A new bill being considered by city council would see more low-income senior citizens benefit from the city’s property tax freeze.
The bill, brought forward Thursday by City Council President Darrell Clarke and Council member Kenyatta Johnson, proposes amending a current city program that freezes property tax increases for homeowners over the age of 65. Currently the program applies only to single people who make less than $23,500 a year and couples who make less than $31,500 a year, but the bill would see that cap raised to $27,500 and $35,500, respectively.
“Expanding the senior property tax freeze program also will help older residents to age in place, helping them preserve what might be the most valuable asset they own, which they may then sell or pass down to family as they wish” Johnson said in a statement on the bill Thursday.

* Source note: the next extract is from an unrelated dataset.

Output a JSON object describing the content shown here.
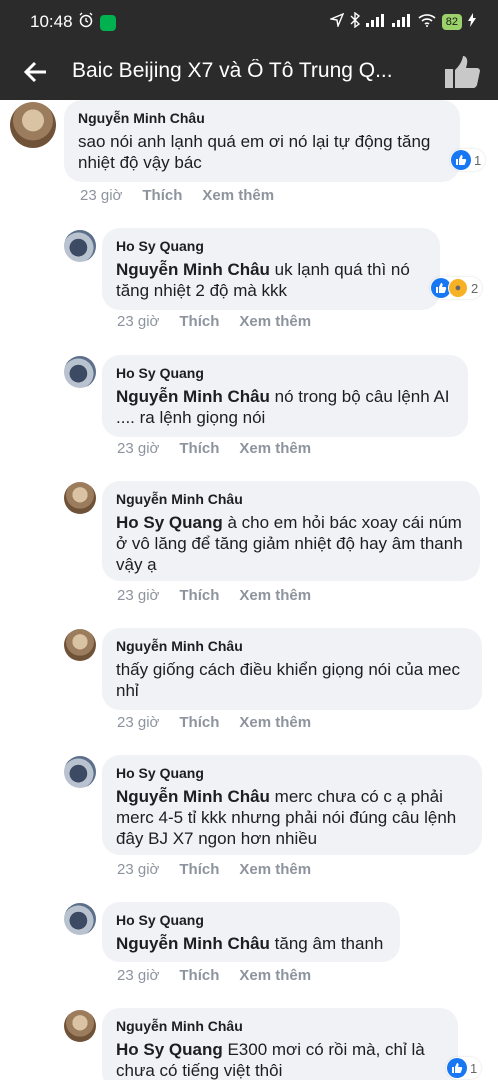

The program is just one of several measures designed to ease the burden of property taxes for low-income seniors. Another program, The Owner-Occupied Payment Agreement (OOPA), allows eligible residents to make minimum monthly payments on property taxes that are past due—at 5, 8, and 10 percent of the payment. A new addition to OOPA allows some people, including low-income senior citizens, to set up a 0 percent minimum monthly payment.